RECORDS FOR PROCESSING:
┄┄┄┄┄┄┄┄┄┄┄┄┄┄┄┄┄┄┄┄
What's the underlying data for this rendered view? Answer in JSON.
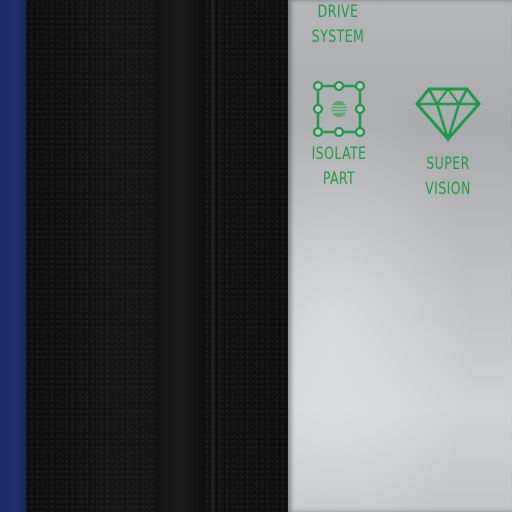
{
  "labels": {
    "drive_system": {
      "line1": "DRIVE",
      "line2": "SYSTEM"
    },
    "isolate_part": {
      "line1": "ISOLATE",
      "line2": "PART"
    },
    "super_vision": {
      "line1": "SUPER",
      "line2": "VISION"
    }
  },
  "icons": {
    "isolate_part": "isolate-part-icon",
    "super_vision": "diamond-gem-icon"
  },
  "colors": {
    "label_green": "#1f9a4a",
    "accent_blue": "#23306f"
  }
}
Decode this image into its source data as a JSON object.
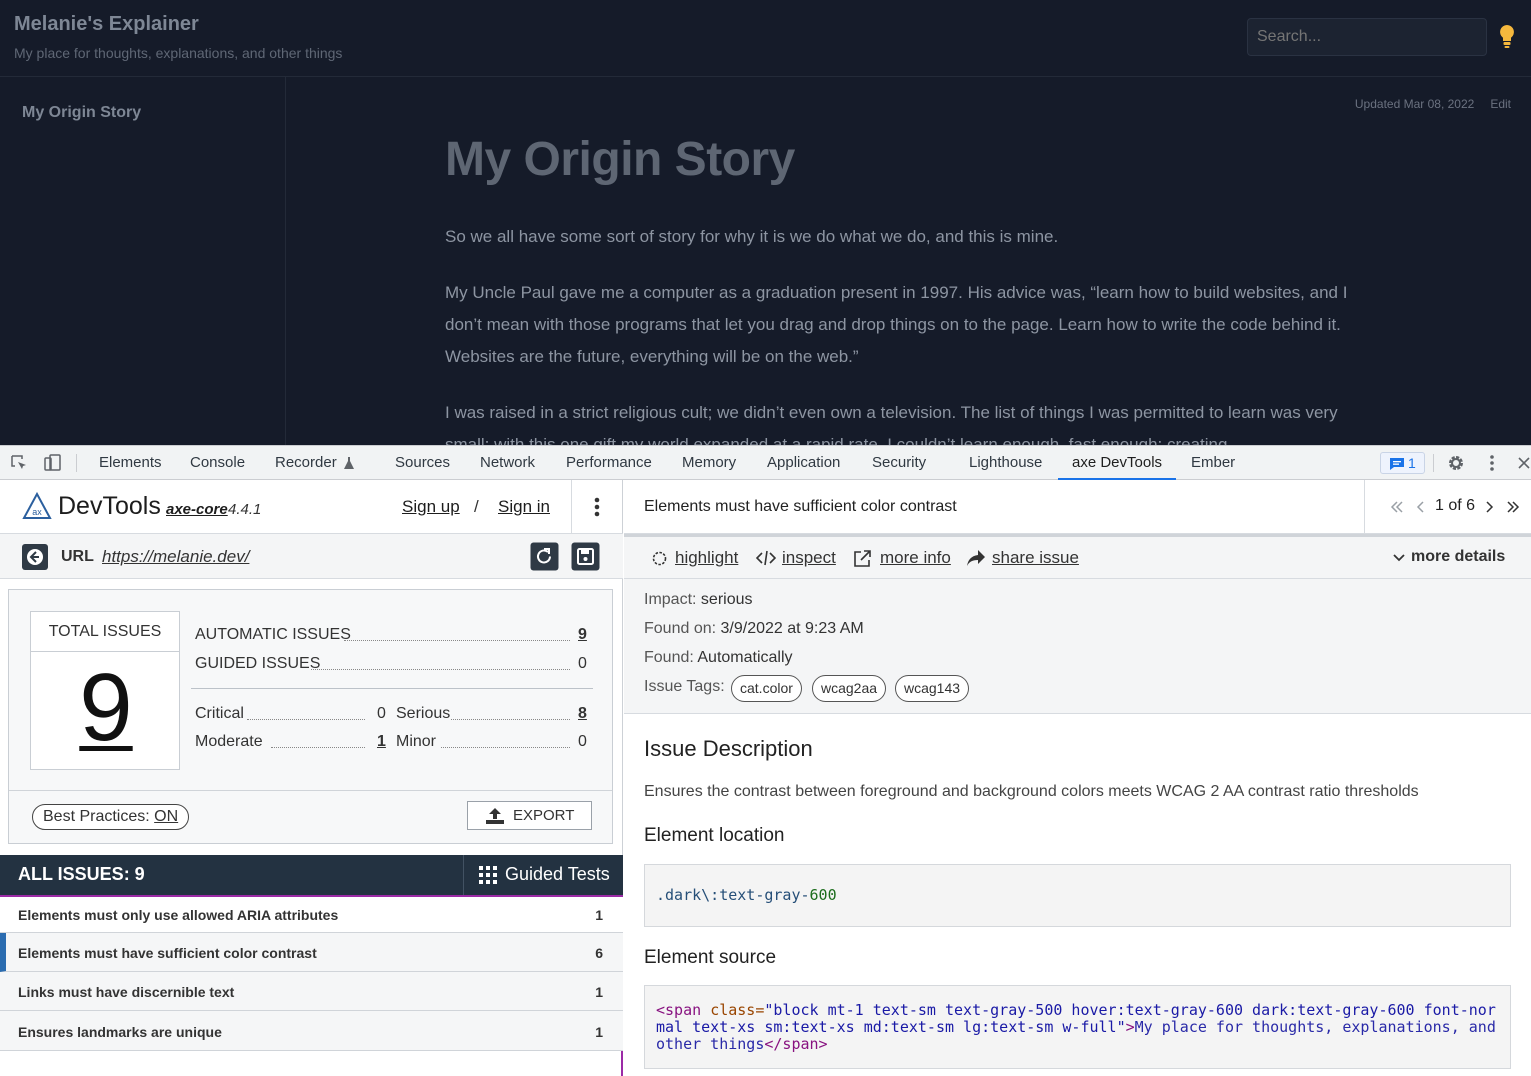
{
  "site": {
    "title": "Melanie's Explainer",
    "subtitle": "My place for thoughts, explanations, and other things",
    "search_placeholder": "Search...",
    "sidebar_item": "My Origin Story",
    "updated": "Updated Mar 08, 2022",
    "edit": "Edit",
    "heading": "My Origin Story",
    "para1": "So we all have some sort of story for why it is we do what we do, and this is mine.",
    "para2": "My Uncle Paul gave me a computer as a graduation present in 1997. His advice was, “learn how to build websites, and I don’t mean with those programs that let you drag and drop things on to the page. Learn how to write the code behind it. Websites are the future, everything will be on the web.”",
    "para3": "I was raised in a strict religious cult; we didn’t even own a television. The list of things I was permitted to learn was very small; with this one gift my world expanded at a rapid rate. I couldn’t learn enough, fast enough; creating"
  },
  "devtools_tabs": [
    "Elements",
    "Console",
    "Recorder",
    "Sources",
    "Network",
    "Performance",
    "Memory",
    "Application",
    "Security",
    "Lighthouse",
    "axe DevTools",
    "Ember"
  ],
  "devtools_badge": "1",
  "axe": {
    "brand": "DevTools",
    "engine": "axe-core",
    "version": "4.4.1",
    "sign_up": "Sign up",
    "slash": "/",
    "sign_in": "Sign in",
    "url_label": "URL",
    "url": "https://melanie.dev/",
    "total_label": "TOTAL ISSUES",
    "total": "9",
    "automatic_label": "AUTOMATIC ISSUES",
    "automatic": "9",
    "guided_label": "GUIDED ISSUES",
    "guided": "0",
    "critical_label": "Critical",
    "critical": "0",
    "serious_label": "Serious",
    "serious": "8",
    "moderate_label": "Moderate",
    "moderate": "1",
    "minor_label": "Minor",
    "minor": "0",
    "best_practices": "Best Practices:",
    "best_practices_value": "ON",
    "export": "EXPORT",
    "all_issues": "ALL ISSUES: 9",
    "guided_tests": "Guided Tests",
    "issues": [
      {
        "label": "Elements must only use allowed ARIA attributes",
        "count": "1"
      },
      {
        "label": "Elements must have sufficient color contrast",
        "count": "6"
      },
      {
        "label": "Links must have discernible text",
        "count": "1"
      },
      {
        "label": "Ensures landmarks are unique",
        "count": "1"
      }
    ]
  },
  "detail": {
    "title": "Elements must have sufficient color contrast",
    "pager": "1 of 6",
    "highlight": "highlight",
    "inspect": "inspect",
    "more_info": "more info",
    "share_issue": "share issue",
    "more_details": "more details",
    "impact_label": "Impact:",
    "impact": "serious",
    "found_on_label": "Found on:",
    "found_on": "3/9/2022 at 9:23 AM",
    "found_label": "Found:",
    "found": "Automatically",
    "tags_label": "Issue Tags:",
    "tags": [
      "cat.color",
      "wcag2aa",
      "wcag143"
    ],
    "desc_heading": "Issue Description",
    "desc": "Ensures the contrast between foreground and background colors meets WCAG 2 AA contrast ratio thresholds",
    "loc_heading": "Element location",
    "loc_class": ".dark\\:text-gray-",
    "loc_num": "600",
    "src_heading": "Element source",
    "src_open": "<span ",
    "src_attr": "class=",
    "src_val": "\"block mt-1 text-sm text-gray-500 hover:text-gray-600 dark:text-gray-600 font-normal text-xs sm:text-xs md:text-sm lg:text-sm w-full\"",
    "src_gt": ">",
    "src_text": "My place for thoughts, explanations, and other things",
    "src_close": "</span>"
  }
}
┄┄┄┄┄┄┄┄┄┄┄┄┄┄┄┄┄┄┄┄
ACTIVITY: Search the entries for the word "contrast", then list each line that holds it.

EXPECTED ANSWER:
        "label": "Elements must have sufficient color contrast",
    "title": "Elements must have sufficient color contrast",
    "desc": "Ensures the contrast between foreground and background colors meets WCAG 2 AA contrast ratio thresholds",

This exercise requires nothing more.